and in particular visual representations need to be modified to capture the temporal continuity
that is so much a part of the physical environment in which we have evolved. Perhaps this
caricature of “pictorial” processing described above is very far away from the way you think
about vision. But it is worth reflecting for a moment on how you do think visual processing
proceeds. What are the basic building blocks of vision? What is a feature? What is the nature
of the input? Is it discrete or continuous? Does time, temporal continuity, change-over-time,
play any role in your basic concepts? Part of the problem here is that pictorial metaphors are so
embedded in the way we work, in the language we adopt and the tools we use that they are very
rarely questioned. There can be no denying that the vast majority of experimental paradigms
continue to present static stimuli, whether in the context of human, animal and machine observers.
As the input is bound to partly determine the output, the use of such static stimuli can
be seen as problematic. More dangerous, in my opinion, is the influence that such pictorial
metaphors have on our hypotheses and models, how they constrain our thinking about vision
and visual representations. The issues that I will raise in this talk are not new ones. Many of
these concerns have been raised more than once during the relatively brief history of vision science.
As yet, however, there has been no acceptable solution that has allowed time to be more
generally integrated into our current models of visual processing.

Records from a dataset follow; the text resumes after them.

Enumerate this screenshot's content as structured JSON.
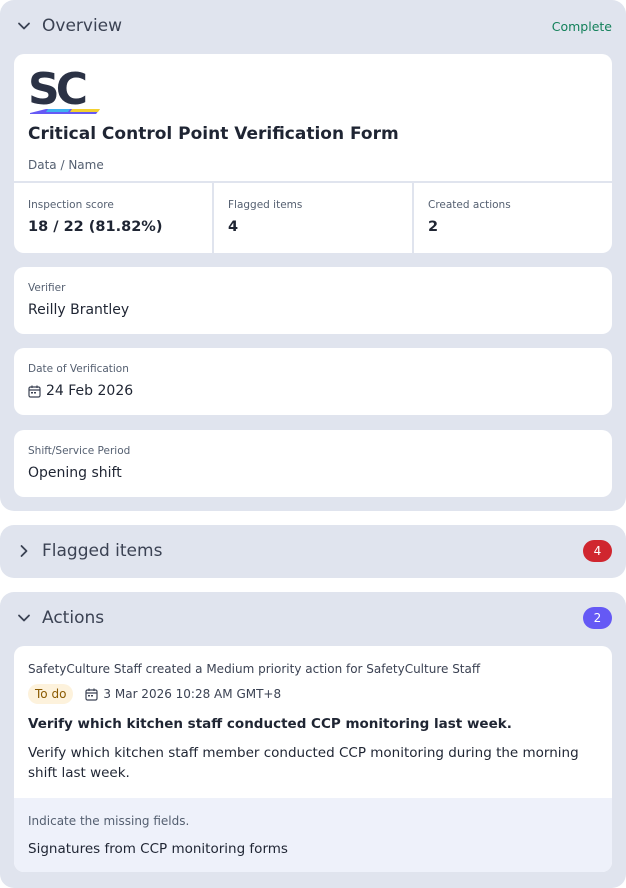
{
  "overview": {
    "title": "Overview",
    "status": "Complete",
    "logo_text": "SC",
    "form_title": "Critical Control Point Verification Form",
    "form_subtitle": "Data / Name",
    "stats": [
      {
        "label": "Inspection score",
        "value": "18 / 22 (81.82%)"
      },
      {
        "label": "Flagged items",
        "value": "4"
      },
      {
        "label": "Created actions",
        "value": "2"
      }
    ],
    "fields": [
      {
        "label": "Verifier",
        "value": "Reilly Brantley"
      },
      {
        "label": "Date of Verification",
        "value": "24 Feb 2026",
        "icon": "calendar-icon"
      },
      {
        "label": "Shift/Service Period",
        "value": "Opening shift"
      }
    ]
  },
  "flagged": {
    "title": "Flagged items",
    "count": "4"
  },
  "actions": {
    "title": "Actions",
    "count": "2",
    "items": [
      {
        "meta": "SafetyCulture Staff created a Medium priority action for SafetyCulture Staff",
        "status": "To do",
        "due": "3 Mar 2026 10:28 AM GMT+8",
        "title": "Verify which kitchen staff conducted CCP monitoring last week.",
        "description": "Verify which kitchen staff member conducted CCP monitoring during the morning shift last week.",
        "missing_label": "Indicate the missing fields.",
        "missing_value": "Signatures from CCP monitoring forms"
      }
    ]
  },
  "colors": {
    "section_bg": "#e0e4ee",
    "complete": "#13805a",
    "flag_badge": "#d0262f",
    "actions_badge": "#6559f5",
    "todo_bg": "#fdf2dc"
  }
}
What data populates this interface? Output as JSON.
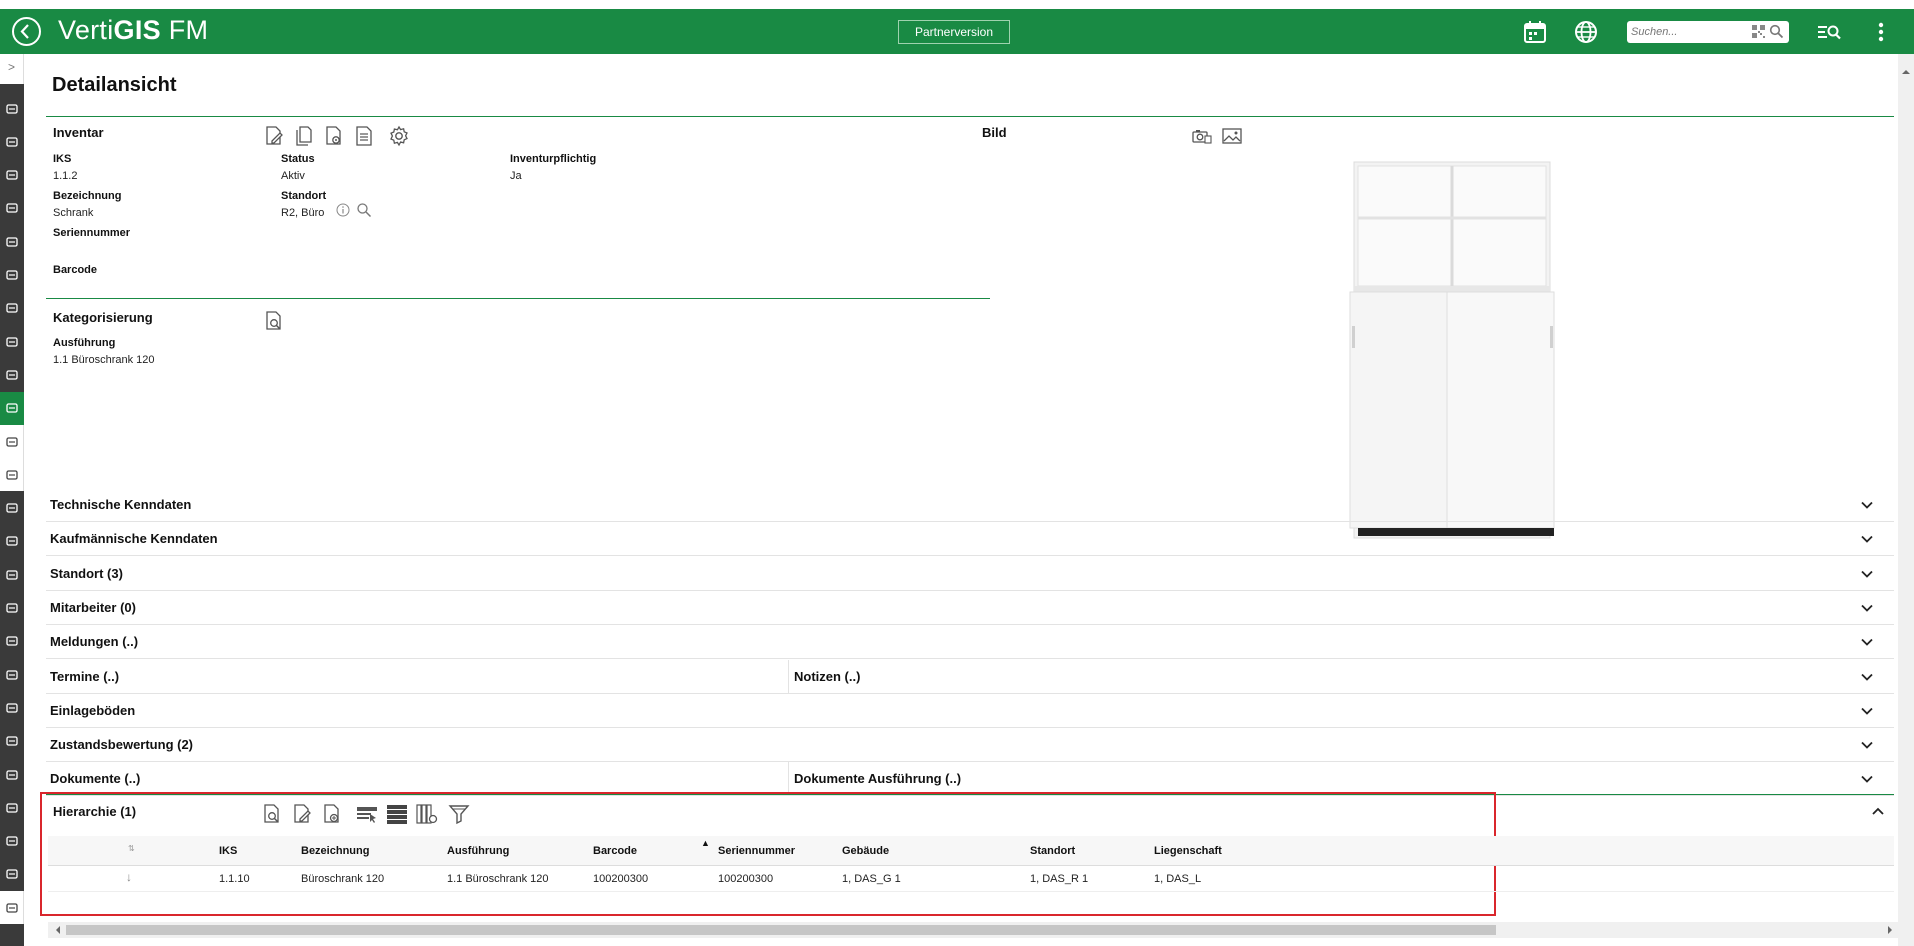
{
  "header": {
    "back_label": "‹",
    "logo_light": "Verti",
    "logo_bold": "GIS",
    "logo_suffix": " FM",
    "partner_label": "Partnerversion",
    "search_placeholder": "Suchen..."
  },
  "sidebar": {
    "toggle": ">",
    "items": [
      "home-icon",
      "building-icon",
      "person-icon",
      "house-icon",
      "money-icon",
      "card-icon",
      "card-icon",
      "gear-icon",
      "tools-icon",
      "inventory-icon",
      "org-icon",
      "search-list-icon",
      "hand-icon",
      "plant-icon",
      "dollar-icon",
      "euro-icon",
      "euro-search-icon",
      "drop-icon",
      "hand-coin-icon",
      "truck-icon",
      "house-gear-icon",
      "list-icon",
      "cleaning-icon",
      "bottle-icon",
      "user-icon"
    ]
  },
  "page": {
    "title": "Detailansicht"
  },
  "inventar": {
    "title": "Inventar",
    "fields": {
      "iks_label": "IKS",
      "iks_value": "1.1.2",
      "status_label": "Status",
      "status_value": "Aktiv",
      "inventurpflichtig_label": "Inventurpflichtig",
      "inventurpflichtig_value": "Ja",
      "bezeichnung_label": "Bezeichnung",
      "bezeichnung_value": "Schrank",
      "standort_label": "Standort",
      "standort_value": "R2, Büro",
      "seriennummer_label": "Seriennummer",
      "barcode_label": "Barcode"
    }
  },
  "bild": {
    "title": "Bild"
  },
  "kategorisierung": {
    "title": "Kategorisierung",
    "ausfuehrung_label": "Ausführung",
    "ausfuehrung_value": "1.1 Büroschrank 120"
  },
  "accordion": [
    {
      "title": "Technische Kenndaten"
    },
    {
      "title": "Kaufmännische Kenndaten"
    },
    {
      "title": "Standort (3)"
    },
    {
      "title": "Mitarbeiter (0)"
    },
    {
      "title": "Meldungen (..)"
    },
    {
      "title": "Termine (..)",
      "right": "Notizen (..)"
    },
    {
      "title": "Einlageböden"
    },
    {
      "title": "Zustandsbewertung (2)"
    },
    {
      "title": "Dokumente (..)",
      "right": "Dokumente Ausführung (..)"
    }
  ],
  "hierarchie": {
    "title": "Hierarchie (1)",
    "columns": [
      "IKS",
      "Bezeichnung",
      "Ausführung",
      "Barcode",
      "Seriennummer",
      "Gebäude",
      "Standort",
      "Liegenschaft"
    ],
    "rows": [
      [
        "1.1.10",
        "Büroschrank 120",
        "1.1 Büroschrank 120",
        "100200300",
        "100200300",
        "1, DAS_G 1",
        "1, DAS_R 1",
        "1, DAS_L"
      ]
    ]
  },
  "colors": {
    "brand_green": "#198a44",
    "highlight_red": "#d9262c"
  }
}
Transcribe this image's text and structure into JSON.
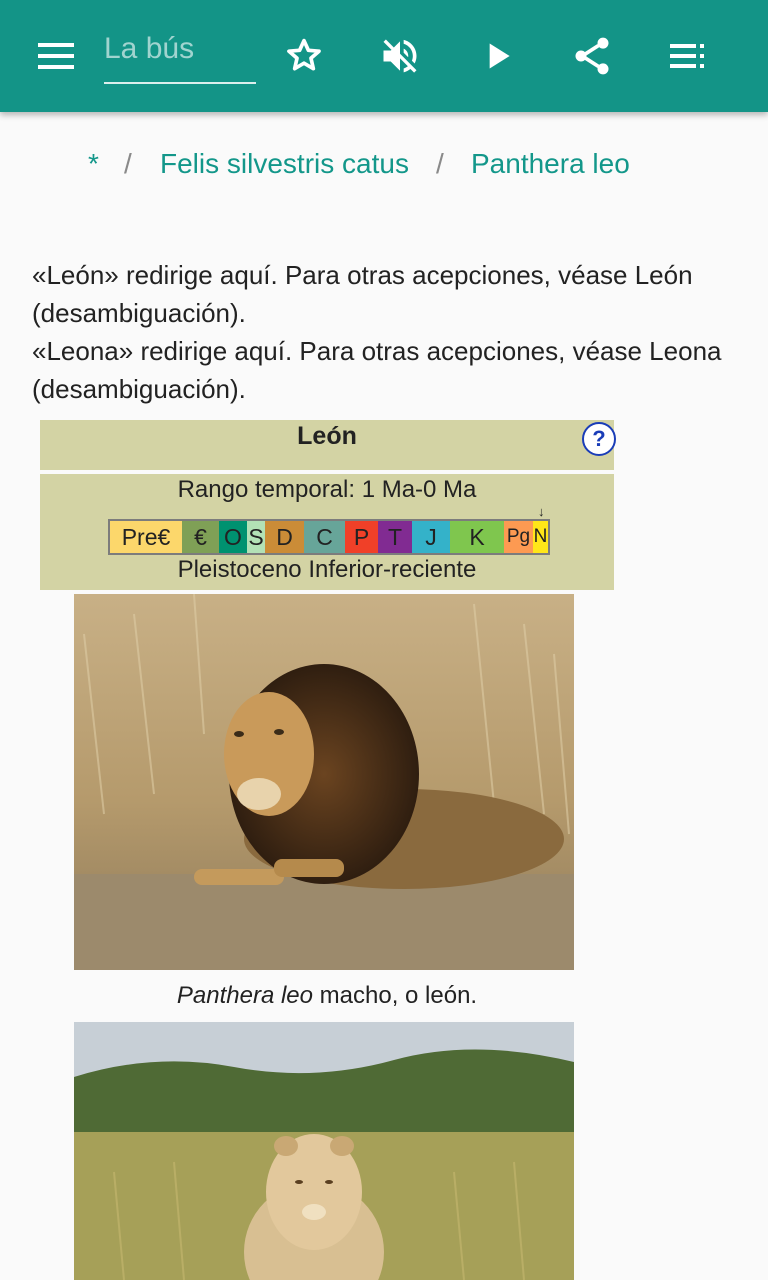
{
  "toolbar": {
    "search_placeholder": "La bús",
    "menu_icon": "hamburger-menu-icon",
    "star_icon": "star-outline-icon",
    "mute_icon": "volume-off-icon",
    "play_icon": "play-icon",
    "share_icon": "share-icon",
    "list_icon": "playlist-icon",
    "color": "#139487"
  },
  "breadcrumb": {
    "items": [
      "*",
      "Felis silvestris catus",
      "Panthera leo"
    ],
    "separator": "/"
  },
  "article": {
    "para1": "«León» redirige aquí. Para otras acepciones, véase León (desambiguación).",
    "para2": "«Leona» redirige aquí. Para otras acepciones, véase Leona (desambiguación)."
  },
  "taxobox": {
    "title": "León",
    "help_glyph": "?",
    "range_label": "Rango temporal: 1 Ma-0 Ma",
    "epoch": "Pleistoceno Inferior-reciente",
    "marker": "↓",
    "periods": [
      {
        "label": "Pre€",
        "color": "#fcd76b"
      },
      {
        "label": "€",
        "color": "#7fa056"
      },
      {
        "label": "O",
        "color": "#009270"
      },
      {
        "label": "S",
        "color": "#b3e1b6"
      },
      {
        "label": "D",
        "color": "#cb8c37"
      },
      {
        "label": "C",
        "color": "#67a599"
      },
      {
        "label": "P",
        "color": "#f04028"
      },
      {
        "label": "T",
        "color": "#812b92"
      },
      {
        "label": "J",
        "color": "#34b2c9"
      },
      {
        "label": "K",
        "color": "#7fc64e"
      },
      {
        "label": "Pg",
        "color": "#fd9a52"
      },
      {
        "label": "N",
        "color": "#ffe619"
      }
    ]
  },
  "images": {
    "lion_caption_italic": "Panthera leo",
    "lion_caption_rest": " macho, o león."
  }
}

In this talk, I will also not
be able to provide such a general solution. My goal here is rather to bring this issue back into
the spotlight and to emphasise the importance of considering both space and time in vision. I
will describe recent experiments from our group and others illustrating that the visual system
often responds quite differently to dynamic rather than static input. In some domains at least,
such differences often manifest themselves in terms of measurable performance advantages for
dynamic stimuli.